#### Exercise materials ####

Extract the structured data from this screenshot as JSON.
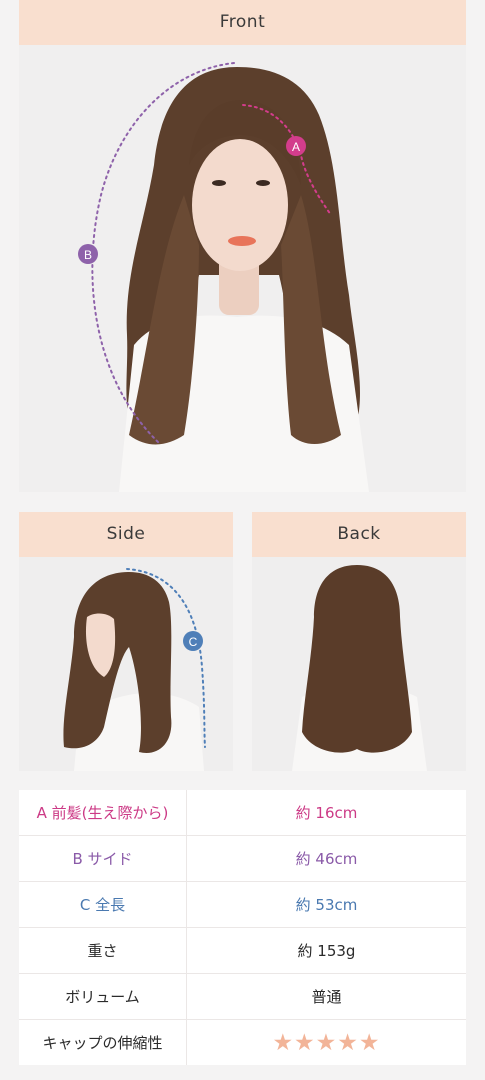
{
  "front": {
    "header": "Front",
    "marker_a": "A",
    "marker_b": "B"
  },
  "side": {
    "header": "Side",
    "marker_c": "C"
  },
  "back": {
    "header": "Back"
  },
  "colors": {
    "header_bg": "#f9dfcf",
    "marker_a": "#d33d8c",
    "marker_b": "#8e62aa",
    "marker_c": "#4f7fb8",
    "stars": "#f2b498"
  },
  "specs": {
    "rows": [
      {
        "label": "A 前髪(生え際から)",
        "value": "約 16cm"
      },
      {
        "label": "B サイド",
        "value": "約 46cm"
      },
      {
        "label": "C 全長",
        "value": "約 53cm"
      },
      {
        "label": "重さ",
        "value": "約 153g"
      },
      {
        "label": "ボリューム",
        "value": "普通"
      },
      {
        "label": "キャップの伸縮性",
        "value": "★★★★★",
        "rating": 5,
        "rating_max": 5
      }
    ]
  }
}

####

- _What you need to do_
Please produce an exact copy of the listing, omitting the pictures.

- _Solution to the problem_
Extract the structured data from this screenshot as JSON.
{
  "front": {
    "header": "Front",
    "marker_a": "A",
    "marker_b": "B"
  },
  "side": {
    "header": "Side",
    "marker_c": "C"
  },
  "back": {
    "header": "Back"
  },
  "colors": {
    "header_bg": "#f9dfcf",
    "marker_a": "#d33d8c",
    "marker_b": "#8e62aa",
    "marker_c": "#4f7fb8",
    "stars": "#f2b498"
  },
  "specs": {
    "rows": [
      {
        "label": "A 前髪(生え際から)",
        "value": "約 16cm"
      },
      {
        "label": "B サイド",
        "value": "約 46cm"
      },
      {
        "label": "C 全長",
        "value": "約 53cm"
      },
      {
        "label": "重さ",
        "value": "約 153g"
      },
      {
        "label": "ボリューム",
        "value": "普通"
      },
      {
        "label": "キャップの伸縮性",
        "value": "★★★★★",
        "rating": 5,
        "rating_max": 5
      }
    ]
  }
}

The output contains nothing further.